== Working data ==

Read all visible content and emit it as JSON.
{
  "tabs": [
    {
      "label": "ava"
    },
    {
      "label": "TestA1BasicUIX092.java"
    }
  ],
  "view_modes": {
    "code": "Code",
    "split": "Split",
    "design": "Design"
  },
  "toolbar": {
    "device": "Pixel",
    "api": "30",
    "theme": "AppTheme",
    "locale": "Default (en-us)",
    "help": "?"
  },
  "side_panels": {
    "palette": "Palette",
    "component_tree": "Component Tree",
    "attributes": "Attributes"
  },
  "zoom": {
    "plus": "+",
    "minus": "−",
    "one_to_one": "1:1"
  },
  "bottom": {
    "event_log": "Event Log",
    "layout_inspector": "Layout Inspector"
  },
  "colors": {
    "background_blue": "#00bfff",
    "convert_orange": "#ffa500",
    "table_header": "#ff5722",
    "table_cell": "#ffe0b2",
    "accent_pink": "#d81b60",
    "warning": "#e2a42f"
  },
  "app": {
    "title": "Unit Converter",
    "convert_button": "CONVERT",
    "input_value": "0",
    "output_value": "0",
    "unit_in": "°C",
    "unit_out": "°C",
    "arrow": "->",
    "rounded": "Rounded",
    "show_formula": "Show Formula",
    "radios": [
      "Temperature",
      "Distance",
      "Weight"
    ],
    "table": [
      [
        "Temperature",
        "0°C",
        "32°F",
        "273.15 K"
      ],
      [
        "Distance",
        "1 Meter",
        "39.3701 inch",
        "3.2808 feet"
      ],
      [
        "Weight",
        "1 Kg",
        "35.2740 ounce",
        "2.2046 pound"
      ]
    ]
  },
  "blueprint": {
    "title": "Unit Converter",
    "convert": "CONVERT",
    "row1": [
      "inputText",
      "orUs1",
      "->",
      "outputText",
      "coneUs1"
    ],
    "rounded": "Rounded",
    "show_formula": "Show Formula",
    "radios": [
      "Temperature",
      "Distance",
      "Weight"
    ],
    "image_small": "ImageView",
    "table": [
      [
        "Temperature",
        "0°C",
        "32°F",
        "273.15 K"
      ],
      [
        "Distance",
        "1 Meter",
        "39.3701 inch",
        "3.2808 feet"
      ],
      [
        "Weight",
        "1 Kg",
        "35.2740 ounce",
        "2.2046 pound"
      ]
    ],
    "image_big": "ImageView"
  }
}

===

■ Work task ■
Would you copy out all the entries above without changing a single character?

■ Response to this exercise ■
Read all visible content and emit it as JSON.
{
  "tabs": [
    {
      "label": "ava"
    },
    {
      "label": "TestA1BasicUIX092.java"
    }
  ],
  "view_modes": {
    "code": "Code",
    "split": "Split",
    "design": "Design"
  },
  "toolbar": {
    "device": "Pixel",
    "api": "30",
    "theme": "AppTheme",
    "locale": "Default (en-us)",
    "help": "?"
  },
  "side_panels": {
    "palette": "Palette",
    "component_tree": "Component Tree",
    "attributes": "Attributes"
  },
  "zoom": {
    "plus": "+",
    "minus": "−",
    "one_to_one": "1:1"
  },
  "bottom": {
    "event_log": "Event Log",
    "layout_inspector": "Layout Inspector"
  },
  "colors": {
    "background_blue": "#00bfff",
    "convert_orange": "#ffa500",
    "table_header": "#ff5722",
    "table_cell": "#ffe0b2",
    "accent_pink": "#d81b60",
    "warning": "#e2a42f"
  },
  "app": {
    "title": "Unit Converter",
    "convert_button": "CONVERT",
    "input_value": "0",
    "output_value": "0",
    "unit_in": "°C",
    "unit_out": "°C",
    "arrow": "->",
    "rounded": "Rounded",
    "show_formula": "Show Formula",
    "radios": [
      "Temperature",
      "Distance",
      "Weight"
    ],
    "table": [
      [
        "Temperature",
        "0°C",
        "32°F",
        "273.15 K"
      ],
      [
        "Distance",
        "1 Meter",
        "39.3701 inch",
        "3.2808 feet"
      ],
      [
        "Weight",
        "1 Kg",
        "35.2740 ounce",
        "2.2046 pound"
      ]
    ]
  },
  "blueprint": {
    "title": "Unit Converter",
    "convert": "CONVERT",
    "row1": [
      "inputText",
      "orUs1",
      "->",
      "outputText",
      "coneUs1"
    ],
    "rounded": "Rounded",
    "show_formula": "Show Formula",
    "radios": [
      "Temperature",
      "Distance",
      "Weight"
    ],
    "image_small": "ImageView",
    "table": [
      [
        "Temperature",
        "0°C",
        "32°F",
        "273.15 K"
      ],
      [
        "Distance",
        "1 Meter",
        "39.3701 inch",
        "3.2808 feet"
      ],
      [
        "Weight",
        "1 Kg",
        "35.2740 ounce",
        "2.2046 pound"
      ]
    ],
    "image_big": "ImageView"
  }
}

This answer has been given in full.